> **Task prompt**: Each record must be written out again exactly. Skip any picture it contains.

---

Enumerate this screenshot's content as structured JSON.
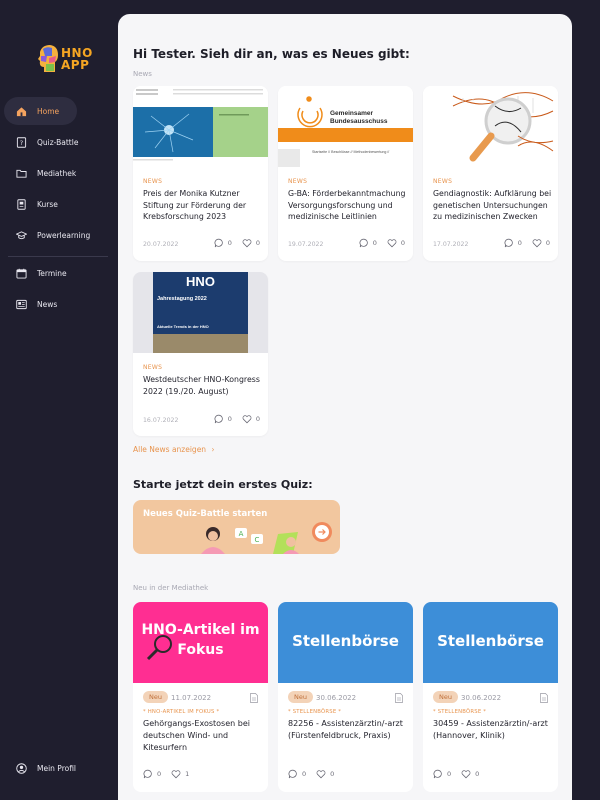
{
  "app": {
    "logo_line1": "HNO",
    "logo_line2": "APP"
  },
  "sidebar": {
    "items": [
      {
        "label": "Home",
        "icon": "home-icon",
        "active": true
      },
      {
        "label": "Quiz-Battle",
        "icon": "quiz-icon"
      },
      {
        "label": "Mediathek",
        "icon": "folder-icon"
      },
      {
        "label": "Kurse",
        "icon": "course-icon"
      },
      {
        "label": "Powerlearning",
        "icon": "graduation-cap-icon"
      },
      {
        "label": "Termine",
        "icon": "calendar-icon"
      },
      {
        "label": "News",
        "icon": "newspaper-icon"
      }
    ],
    "profile": {
      "label": "Mein Profil",
      "icon": "user-icon"
    }
  },
  "main": {
    "greeting": "Hi Tester. Sieh dir an, was es Neues gibt:",
    "news_label": "News",
    "news": [
      {
        "tag": "NEWS",
        "title": "Preis der Monika Kutzner Stiftung zur Förderung der Krebsforschung 2023",
        "date": "20.07.2022",
        "comments": "0",
        "likes": "0"
      },
      {
        "tag": "NEWS",
        "title": "G-BA: Förderbekanntmachung Versorgungsforschung und medizinische Leitlinien",
        "date": "19.07.2022",
        "comments": "0",
        "likes": "0",
        "image_text": "Gemeinsamer Bundesausschuss",
        "image_subtext": "Startseite // Beschlüsse // Methodenbewertung //"
      },
      {
        "tag": "NEWS",
        "title": "Gendiagnostik: Aufklärung bei genetischen Untersuchungen zu medizinischen Zwecken",
        "date": "17.07.2022",
        "comments": "0",
        "likes": "0"
      },
      {
        "tag": "NEWS",
        "title": "Westdeutscher HNO-Kongress 2022 (19./20. August)",
        "date": "16.07.2022",
        "comments": "0",
        "likes": "0",
        "image_text": "Jahrestagung 2022",
        "image_logo": "HNO",
        "image_subtext": "Aktuelle Trends in der HNO"
      }
    ],
    "all_news": "Alle News anzeigen",
    "quiz_heading": "Starte jetzt dein erstes Quiz:",
    "quiz_banner": "Neues Quiz-Battle starten",
    "mediathek_label": "Neu in der Mediathek",
    "mediathek": [
      {
        "badge": "Neu",
        "date": "11.07.2022",
        "tag": "* HNO-ARTIKEL IM FOKUS *",
        "title": "Gehörgangs-Exostosen bei deutschen Wind- und Kitesurfern",
        "comments": "0",
        "likes": "1",
        "image_text": "HNO-Artikel im Fokus",
        "color": "#ff2e92"
      },
      {
        "badge": "Neu",
        "date": "30.06.2022",
        "tag": "* STELLENBÖRSE *",
        "title": "82256 - Assistenzärztin/-arzt (Fürstenfeldbruck, Praxis)",
        "comments": "0",
        "likes": "0",
        "image_text": "Stellenbörse",
        "color": "#3d8ed8"
      },
      {
        "badge": "Neu",
        "date": "30.06.2022",
        "tag": "* STELLENBÖRSE *",
        "title": "30459 - Assistenzärztin/-arzt (Hannover, Klinik)",
        "comments": "0",
        "likes": "0",
        "image_text": "Stellenbörse",
        "color": "#3d8ed8"
      }
    ]
  },
  "colors": {
    "accent": "#e8944e",
    "sidebar_bg": "#1f1e2e",
    "main_bg": "#f6f6f8"
  }
}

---

> **Answer section**:
Enumerate this screenshot's content as structured JSON.
{
  "app": {
    "logo_line1": "HNO",
    "logo_line2": "APP"
  },
  "sidebar": {
    "items": [
      {
        "label": "Home",
        "icon": "home-icon",
        "active": true
      },
      {
        "label": "Quiz-Battle",
        "icon": "quiz-icon"
      },
      {
        "label": "Mediathek",
        "icon": "folder-icon"
      },
      {
        "label": "Kurse",
        "icon": "course-icon"
      },
      {
        "label": "Powerlearning",
        "icon": "graduation-cap-icon"
      },
      {
        "label": "Termine",
        "icon": "calendar-icon"
      },
      {
        "label": "News",
        "icon": "newspaper-icon"
      }
    ],
    "profile": {
      "label": "Mein Profil",
      "icon": "user-icon"
    }
  },
  "main": {
    "greeting": "Hi Tester. Sieh dir an, was es Neues gibt:",
    "news_label": "News",
    "news": [
      {
        "tag": "NEWS",
        "title": "Preis der Monika Kutzner Stiftung zur Förderung der Krebsforschung 2023",
        "date": "20.07.2022",
        "comments": "0",
        "likes": "0"
      },
      {
        "tag": "NEWS",
        "title": "G-BA: Förderbekanntmachung Versorgungsforschung und medizinische Leitlinien",
        "date": "19.07.2022",
        "comments": "0",
        "likes": "0",
        "image_text": "Gemeinsamer Bundesausschuss",
        "image_subtext": "Startseite // Beschlüsse // Methodenbewertung //"
      },
      {
        "tag": "NEWS",
        "title": "Gendiagnostik: Aufklärung bei genetischen Untersuchungen zu medizinischen Zwecken",
        "date": "17.07.2022",
        "comments": "0",
        "likes": "0"
      },
      {
        "tag": "NEWS",
        "title": "Westdeutscher HNO-Kongress 2022 (19./20. August)",
        "date": "16.07.2022",
        "comments": "0",
        "likes": "0",
        "image_text": "Jahrestagung 2022",
        "image_logo": "HNO",
        "image_subtext": "Aktuelle Trends in der HNO"
      }
    ],
    "all_news": "Alle News anzeigen",
    "quiz_heading": "Starte jetzt dein erstes Quiz:",
    "quiz_banner": "Neues Quiz-Battle starten",
    "mediathek_label": "Neu in der Mediathek",
    "mediathek": [
      {
        "badge": "Neu",
        "date": "11.07.2022",
        "tag": "* HNO-ARTIKEL IM FOKUS *",
        "title": "Gehörgangs-Exostosen bei deutschen Wind- und Kitesurfern",
        "comments": "0",
        "likes": "1",
        "image_text": "HNO-Artikel im Fokus",
        "color": "#ff2e92"
      },
      {
        "badge": "Neu",
        "date": "30.06.2022",
        "tag": "* STELLENBÖRSE *",
        "title": "82256 - Assistenzärztin/-arzt (Fürstenfeldbruck, Praxis)",
        "comments": "0",
        "likes": "0",
        "image_text": "Stellenbörse",
        "color": "#3d8ed8"
      },
      {
        "badge": "Neu",
        "date": "30.06.2022",
        "tag": "* STELLENBÖRSE *",
        "title": "30459 - Assistenzärztin/-arzt (Hannover, Klinik)",
        "comments": "0",
        "likes": "0",
        "image_text": "Stellenbörse",
        "color": "#3d8ed8"
      }
    ]
  },
  "colors": {
    "accent": "#e8944e",
    "sidebar_bg": "#1f1e2e",
    "main_bg": "#f6f6f8"
  }
}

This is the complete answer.